His last three seasons were marred by a nose dive in production & a couple injuries that cost him significant time. Apologists were left with neutral/defensive zone play & scoring chances as the last line of defense for Nash. In the end though, his tenure will be defined by mustering just 14 goals in over almost a season’s worth of Rangers playoff games (73). His team’s playoff shortcomings weren’t ALL his fault. Stepan was equally disappointing – although at least he had some big moments. Zucc hasn’t lit it up – although a puck to his skull derailed a huge opportunity to change that. But only one guy was brought in to score the biggest goals under the brightest lights. No excuses. His effort, character, responsibility in all zones & ability to generate scoring chances made him an excellent Ranger. But a lack of clutch scoring, the biggest reason he was acquired, is the biggest reason his tenure here will be remembered as a disappointment.

I also might as well touch on the Grabner deal from Thursday. It was surprising to see the rival Devils be on the receiving end, but the Blueshirts are in no position to pass on what was assumedly the best offer. My initial thought was I thought they could do a little better, but a mid-second round pick and a 20 year-old D prospect who’s playing in front of Igor Shestyorkin in the KHL is a pretty solid return. When it comes to draft pick value, there’s not much difference between a very late first-rounder and a mid-second. As far as Igor Rykov, his stock has been on the rise.

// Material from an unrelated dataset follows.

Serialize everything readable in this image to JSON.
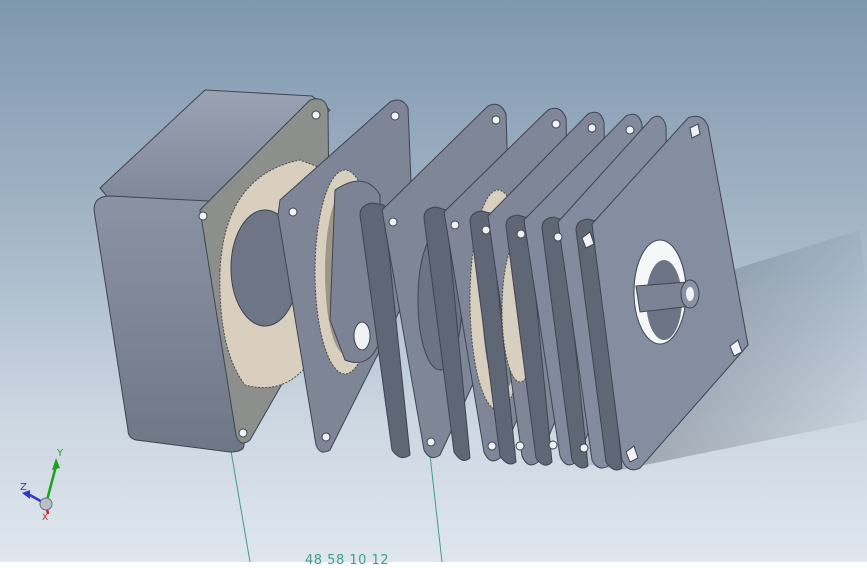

His contract with SKA doesn’t end until after next season (same as Shestyorkin) so he’ll have plenty more time to grow his game before a potential move to the NHL. He’s already got the size (6’2″ 200) and has been skating against KHL men since he was 17. Rykov’s reputation is that of a smart, stay-at-home defender (similar to Lindgren). He isn’t a puck-handler but an efficient passer with a heavy game. The Blueshirts have a good amount of smaller, quicker defensive options. If Rykov ends up coming to North America for the 2019-20 season he’ll stand apart from that group as a potential top-4 shutdown talent.